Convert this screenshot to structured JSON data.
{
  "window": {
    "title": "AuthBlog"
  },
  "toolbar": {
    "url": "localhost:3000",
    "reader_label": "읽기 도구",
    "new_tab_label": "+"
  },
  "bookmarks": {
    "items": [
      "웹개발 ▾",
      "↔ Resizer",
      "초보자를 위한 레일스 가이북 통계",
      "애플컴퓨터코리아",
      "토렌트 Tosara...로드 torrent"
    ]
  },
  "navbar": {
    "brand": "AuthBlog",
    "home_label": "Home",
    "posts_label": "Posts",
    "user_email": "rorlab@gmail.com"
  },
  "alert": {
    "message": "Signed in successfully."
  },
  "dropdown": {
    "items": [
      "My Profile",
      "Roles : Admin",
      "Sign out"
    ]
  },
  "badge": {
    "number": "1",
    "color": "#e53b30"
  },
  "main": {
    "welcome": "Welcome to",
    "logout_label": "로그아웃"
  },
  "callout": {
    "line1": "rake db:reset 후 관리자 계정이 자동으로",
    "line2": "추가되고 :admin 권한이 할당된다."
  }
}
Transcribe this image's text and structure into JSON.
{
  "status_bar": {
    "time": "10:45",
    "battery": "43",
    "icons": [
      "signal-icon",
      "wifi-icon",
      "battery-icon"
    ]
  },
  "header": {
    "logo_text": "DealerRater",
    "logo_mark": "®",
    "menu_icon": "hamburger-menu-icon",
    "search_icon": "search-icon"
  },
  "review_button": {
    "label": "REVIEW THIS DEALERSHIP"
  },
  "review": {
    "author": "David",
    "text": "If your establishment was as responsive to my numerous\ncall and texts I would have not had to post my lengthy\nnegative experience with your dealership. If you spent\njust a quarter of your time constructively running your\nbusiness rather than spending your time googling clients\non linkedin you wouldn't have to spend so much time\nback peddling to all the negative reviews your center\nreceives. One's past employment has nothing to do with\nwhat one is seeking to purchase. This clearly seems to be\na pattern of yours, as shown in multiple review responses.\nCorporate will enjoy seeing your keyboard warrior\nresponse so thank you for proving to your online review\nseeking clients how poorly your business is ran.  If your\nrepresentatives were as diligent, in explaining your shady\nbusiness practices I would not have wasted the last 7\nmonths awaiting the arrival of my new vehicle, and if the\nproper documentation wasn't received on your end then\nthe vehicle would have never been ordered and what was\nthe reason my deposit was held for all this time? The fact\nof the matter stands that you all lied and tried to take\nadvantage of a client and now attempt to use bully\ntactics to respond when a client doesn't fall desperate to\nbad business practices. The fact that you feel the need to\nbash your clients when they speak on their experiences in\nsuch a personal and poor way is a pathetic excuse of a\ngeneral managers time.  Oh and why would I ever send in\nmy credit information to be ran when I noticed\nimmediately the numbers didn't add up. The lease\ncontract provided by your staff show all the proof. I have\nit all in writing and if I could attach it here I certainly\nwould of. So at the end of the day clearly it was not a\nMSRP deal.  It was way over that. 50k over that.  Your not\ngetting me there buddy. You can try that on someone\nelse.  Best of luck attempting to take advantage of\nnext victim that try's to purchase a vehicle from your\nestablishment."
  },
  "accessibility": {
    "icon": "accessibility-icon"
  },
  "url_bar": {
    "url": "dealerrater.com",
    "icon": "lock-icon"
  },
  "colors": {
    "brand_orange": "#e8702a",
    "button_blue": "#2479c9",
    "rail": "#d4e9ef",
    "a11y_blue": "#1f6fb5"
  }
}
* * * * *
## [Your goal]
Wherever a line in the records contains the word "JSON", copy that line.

## [Final answer]
Convert this screenshot to structured JSON data.
Transcribe this image's text and structure into JSON.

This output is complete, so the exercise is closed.